According to a poll, 90% of people want to see continued support for Freeview and broadcast radio. A study commissioned by the telecommunications company Arqiva also indicated that 85% of people believe that the government or local MPs should actively support its continued availability.
Meanwhile, 83% of respondents thought the BBC should continue to actively support these services. About three-quarters (73%) said free-to-air television is important or even essential, and 84% say the same about radio.
A quarter of people (25%) said they would feel very lonely if Freeview services via aerial were lost and a similar proportion (23%) agreed they would be very lonely without a radio. Freeview, the UK’s only digital terrestrial TV platform, is universally available across the country and doesn’t need a super-fast broadband connection.
The research comes as the government and media regulator Ofcom face decisions on the future of broadcasting in the UK. Earlier this month, the BBC announced that BBC Four, CBBC and Radio 4 Extra will only go online for years to come.
Current plans only guarantee the provision of television and radio via antenna until the early 2030s. In response, Arqiva has launched the Broadcast 2040+ campaign – working with organizations such as Age UK, Silver Voices , the Rural Services Network and Voice of Listener and Viewer – aiming to protect the service to 2040 and beyond.
Shuja Khan, Managing Director of Arqiva, said: “Whether listening to the radio at breakfast or watching the news at major world events, television and radio unite us as families and communities. This national asset cannot be taken for granted and I am proud of the difference broadcast services are making in the lives of people across the country.
“People across the UK, including the most vulnerable, depend on content available to them anytime, anywhere, and don’t need a subscription or ultra-fast internet connection. That’s why we’re launching the Broadcast 2040+ campaign in coalition with other groups, to give viewers and listeners a voice and encourage decision-makers to preserve these essential services for the long term.
Age UK’s charity director, Caroline Abrahams, said: ‘While TV and radio broadcasting is enjoyed by many people across the UK, it is particularly important for older audiences, especially especially those with low incomes living alone. Many older people value current universal services and would struggle to afford alternatives such as subscription services.”
Colin Browne, chairman of consumer group Voice of the Listener and Viewer, said: “It’s only right that everyone in the UK can benefit from the huge potential of broadcasting to inform, engage and entertain with content from high quality.
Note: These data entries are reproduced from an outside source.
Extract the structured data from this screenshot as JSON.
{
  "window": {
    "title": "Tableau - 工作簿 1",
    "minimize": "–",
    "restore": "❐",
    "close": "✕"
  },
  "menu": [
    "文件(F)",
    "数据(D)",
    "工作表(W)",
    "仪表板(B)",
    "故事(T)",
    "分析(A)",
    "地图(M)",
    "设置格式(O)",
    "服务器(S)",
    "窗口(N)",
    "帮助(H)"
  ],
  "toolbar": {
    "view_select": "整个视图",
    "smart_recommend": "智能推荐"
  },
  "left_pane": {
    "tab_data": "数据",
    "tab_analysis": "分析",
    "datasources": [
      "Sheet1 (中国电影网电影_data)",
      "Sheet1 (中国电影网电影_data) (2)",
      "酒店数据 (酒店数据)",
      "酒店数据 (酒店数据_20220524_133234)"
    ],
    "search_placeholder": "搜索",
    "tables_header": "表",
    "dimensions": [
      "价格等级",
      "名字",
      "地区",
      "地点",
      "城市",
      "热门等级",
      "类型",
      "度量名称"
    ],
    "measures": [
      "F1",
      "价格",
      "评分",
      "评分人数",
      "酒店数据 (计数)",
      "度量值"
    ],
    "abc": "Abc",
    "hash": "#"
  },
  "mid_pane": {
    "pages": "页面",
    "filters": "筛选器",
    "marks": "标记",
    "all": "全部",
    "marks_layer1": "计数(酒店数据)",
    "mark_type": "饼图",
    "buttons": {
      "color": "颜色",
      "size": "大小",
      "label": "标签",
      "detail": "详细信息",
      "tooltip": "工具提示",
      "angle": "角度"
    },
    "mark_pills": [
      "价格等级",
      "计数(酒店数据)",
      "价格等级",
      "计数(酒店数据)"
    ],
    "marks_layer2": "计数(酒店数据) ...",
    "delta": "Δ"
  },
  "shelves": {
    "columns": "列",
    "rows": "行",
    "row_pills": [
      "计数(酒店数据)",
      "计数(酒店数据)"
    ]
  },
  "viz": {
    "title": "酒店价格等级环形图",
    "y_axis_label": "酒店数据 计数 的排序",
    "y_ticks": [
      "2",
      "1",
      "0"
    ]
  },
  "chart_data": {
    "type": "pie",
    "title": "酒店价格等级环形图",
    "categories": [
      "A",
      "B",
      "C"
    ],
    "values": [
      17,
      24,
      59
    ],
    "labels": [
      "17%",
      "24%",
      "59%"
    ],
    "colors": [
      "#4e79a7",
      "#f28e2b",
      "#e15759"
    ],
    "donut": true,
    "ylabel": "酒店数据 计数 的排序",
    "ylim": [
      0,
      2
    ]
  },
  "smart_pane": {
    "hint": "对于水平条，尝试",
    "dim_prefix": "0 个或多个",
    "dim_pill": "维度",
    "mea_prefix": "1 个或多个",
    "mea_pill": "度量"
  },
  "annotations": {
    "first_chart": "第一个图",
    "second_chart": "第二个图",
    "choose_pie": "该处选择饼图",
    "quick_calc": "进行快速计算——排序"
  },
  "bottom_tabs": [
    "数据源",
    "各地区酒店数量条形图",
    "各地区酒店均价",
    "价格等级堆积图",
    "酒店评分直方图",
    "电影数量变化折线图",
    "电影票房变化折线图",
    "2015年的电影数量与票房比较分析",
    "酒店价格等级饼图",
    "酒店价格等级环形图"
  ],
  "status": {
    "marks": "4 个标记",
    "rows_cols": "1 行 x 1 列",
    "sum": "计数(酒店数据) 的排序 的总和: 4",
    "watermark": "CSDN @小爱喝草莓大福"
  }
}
And we shouldn’t take our television and radio services, which are so admired around the world, for granted.”
Ipsos, on behalf of Arqiva, surveyed a sample of 3,006 participants aged over 18 – 2,005 across Britain and a further 1,001 living in postcodes most likely to have been served by the Bilsdale transmitter, between January 26 and March 4.
For more stories of where you live, visit In your region.